Roughly a mile from the plant, on land donated by Rolls-Royce, is the under-construction, 60,000-square-foot, $13 million Commonwealth Center for Advanced Manufacturing building. It will house a research center dedicated to forging new paths in manufacturing technologies, surface engineering, and other areas in aerospace shipbuilding, automotive, energy, and transportation industries, with Virginia Tech College of Engineering faculty and graduate students heading those efforts, in conjunction with center partners from the University of Virginia and Virginia State University, along with a number of corporate partners, including Rolls-Royce, of course, and Cannon, Siemens, Sandvik and Newport News Shipbuilding, among others.

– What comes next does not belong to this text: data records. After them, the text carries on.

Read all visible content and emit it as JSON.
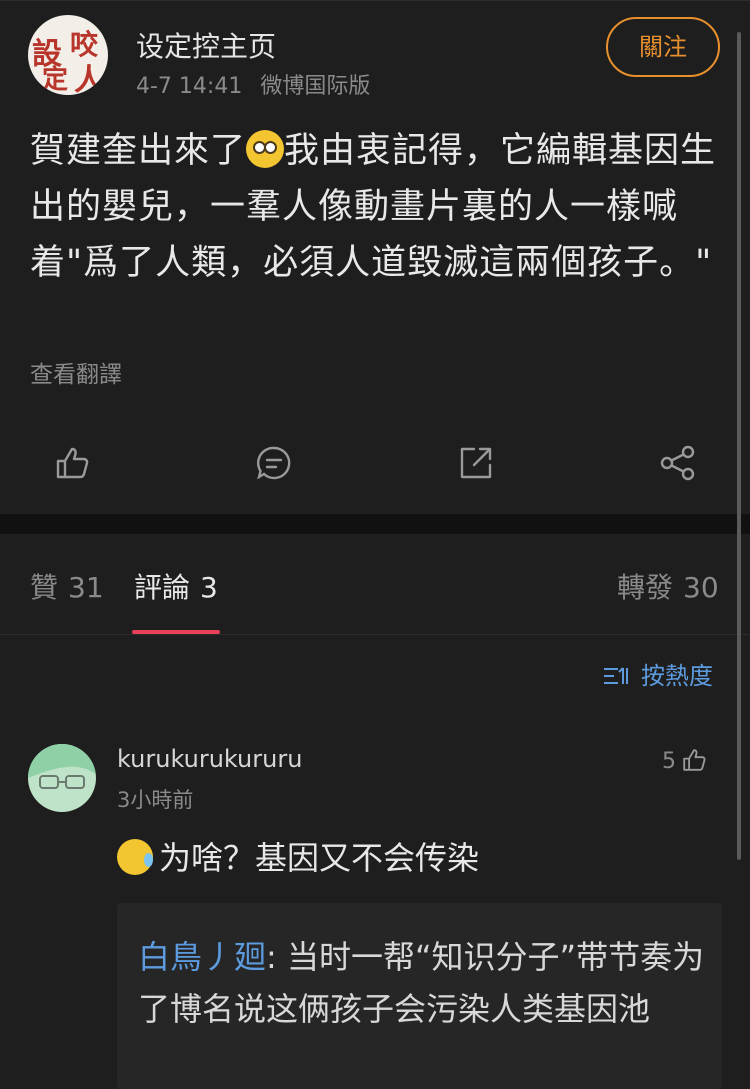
{
  "post": {
    "username": "设定控主页",
    "time": "4-7 14:41",
    "source": "微博国际版",
    "follow_label": "關注",
    "text_before_emoji": "賀建奎出來了",
    "text_after_emoji": "我由衷記得，它編輯基因生出的嬰兒，一羣人像動畫片裏的人一樣喊着\"爲了人類，必須人道毀滅這兩個孩子。\"",
    "translate_label": "查看翻譯",
    "avatar_chars": [
      "設",
      "定",
      "咬",
      "人"
    ]
  },
  "tabs": [
    {
      "label": "贊",
      "count": "31"
    },
    {
      "label": "評論",
      "count": "3"
    },
    {
      "label": "轉發",
      "count": "30"
    }
  ],
  "sort_label": "按熱度",
  "comment": {
    "username": "kurukurukururu",
    "time": "3小時前",
    "likes": "5",
    "text": "为啥？基因又不会传染",
    "reply_author": "白鳥丿廻",
    "reply_text": ": 当时一帮“知识分子”带节奏为了博名说这俩孩子会污染人类基因池"
  },
  "colors": {
    "background": "#1e1e1e",
    "accent_orange": "#e8902d",
    "link_blue": "#5d9bdf",
    "tab_underline": "#e8415b"
  }
}
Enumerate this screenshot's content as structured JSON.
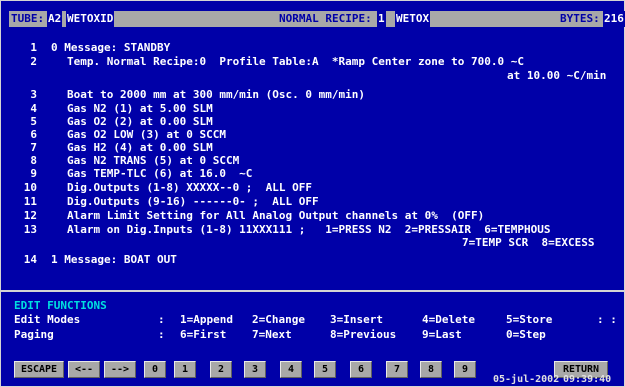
{
  "header": {
    "tube_label": "TUBE:",
    "tube_value": "A2",
    "tube_name": "WETOXID",
    "recipe_label": "NORMAL RECIPE:",
    "recipe_value": "1",
    "recipe_name": "WETOX",
    "bytes_label": "BYTES:",
    "bytes_value": "216"
  },
  "recipe_lines": [
    {
      "num": "1",
      "text": "0 Message: STANDBY"
    },
    {
      "num": "2",
      "text": "Temp. Normal Recipe:0  Profile Table:A  *Ramp Center zone to 700.0 ~C"
    },
    {
      "num": "",
      "text": "at 10.00 ~C/min"
    },
    {
      "num": "3",
      "text": "Boat to 2000 mm at 300 mm/min (Osc. 0 mm/min)"
    },
    {
      "num": "4",
      "text": "Gas N2 (1) at 5.00 SLM"
    },
    {
      "num": "5",
      "text": "Gas O2 (2) at 0.00 SLM"
    },
    {
      "num": "6",
      "text": "Gas O2 LOW (3) at 0 SCCM"
    },
    {
      "num": "7",
      "text": "Gas H2 (4) at 0.00 SLM"
    },
    {
      "num": "8",
      "text": "Gas N2 TRANS (5) at 0 SCCM"
    },
    {
      "num": "9",
      "text": "Gas TEMP-TLC (6) at 16.0  ~C"
    },
    {
      "num": "10",
      "text": "Dig.Outputs (1-8) XXXXX--0 ;  ALL OFF"
    },
    {
      "num": "11",
      "text": "Dig.Outputs (9-16) ------0- ;  ALL OFF"
    },
    {
      "num": "12",
      "text": "Alarm Limit Setting for All Analog Output channels at 0%  (OFF)"
    },
    {
      "num": "13",
      "text": "Alarm on Dig.Inputs (1-8) 11XXX111 ;   1=PRESS N2  2=PRESSAIR  6=TEMPHOUS"
    },
    {
      "num": "",
      "text": "7=TEMP SCR  8=EXCESS"
    },
    {
      "num": "14",
      "text": "1 Message: BOAT OUT"
    }
  ],
  "edit_functions": {
    "title": "EDIT FUNCTIONS",
    "modes_label": "Edit Modes",
    "modes_colon": ":",
    "modes": [
      "1=Append",
      "2=Change",
      "3=Insert",
      "4=Delete",
      "5=Store"
    ],
    "modes_extra": ": :",
    "paging_label": "Paging",
    "paging_colon": ":",
    "paging": [
      "6=First",
      "7=Next",
      "8=Previous",
      "9=Last",
      "0=Step"
    ]
  },
  "function_keys": [
    "ESCAPE",
    "<--",
    "-->",
    "0",
    "1",
    "2",
    "3",
    "4",
    "5",
    "6",
    "7",
    "8",
    "9",
    "RETURN"
  ],
  "status": {
    "date": "05-jul-2002",
    "time": "09:39:40"
  },
  "colors": {
    "background": "#0000a8",
    "header_bar": "#a8a8a8",
    "title": "#00e0e0"
  }
}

Virginia Tech personnel will be based at the facility at least part of the year after it opens, expected in fall 2012, said Leo. Many more will be employed there as well. Work already is underway at the nonprofit consortium in temporary offices near both the Crosspointe facility and the center construction site.
“The Commonwealth Center for Advanced Manufacturing epitomizes the economic gains that can be achieved when technological leaders from industry partner with great universities, all supported by state government,” Benson said. “Our students will see many benefits, including exposure to cutting-edge technologies, enhanced internship opportunities, and opportunities to work with practicing engineers all around the world. I am delighted that President Obama has taken notice of this exemplary partnership, and I hope that our model of collaboration will inspire other industry-university-government partnerships elsewhere in the country.”
“Our business model indicates that after a 10-year period, (the center) itself might employ a total of 50 full-time employees, with an additional 50 to 100 part-time employees,” said Leo in fall 2010, when he was associate dean of research and graduate studies for the College of Engineering. “In addition, we want (the center) to be viewed as a competitive advantage for other companies to locate in Virginia and to locate in the Petersburg area.”
The Commonwealth Center for Aerospace Propulsion Systems, the second collaborative research effort between Virginia Tech, the University of Virginia, and Rolls-Royce, is a more traditional research entity, with faculty, graduate students working on designated projects at their home-base universities. Faculty already are researching power electronics, the effect of sand and dust sucked into jet engines, and jet afterburners, said Leo. A jet propulsion lab has been proposed for Virginia Tech’s Corporate Research Center.
Virginia faced stiff competition as one of eight states vying to land the Rolls-Royce North America plant in 2007. The company was lured to the commonwealth in no small by the combined efforts of the three universities offering the company the benefits of faculty research expertise and the ability to educate a skilled workforce. Rolls-Royce has since forged a strong bond with Virginia Community College System, particularly John Tyler Community College in Prince George, to provide worker training.
The past week has been big for Rolls-Royce and Virginia. On March 6, Gov. Bob McDonnell’s office announced the company was considering a new 90,000-square-foot, advanced manufacturing facility at the Crosspointe location. The new factory would be an advanced blade manufacturing capability involving high-precision turbine blades for some of the world's most sophisticated aircraft engines built by the company.
Denise Young of Virginia Tech’s University Relations contributed to this story.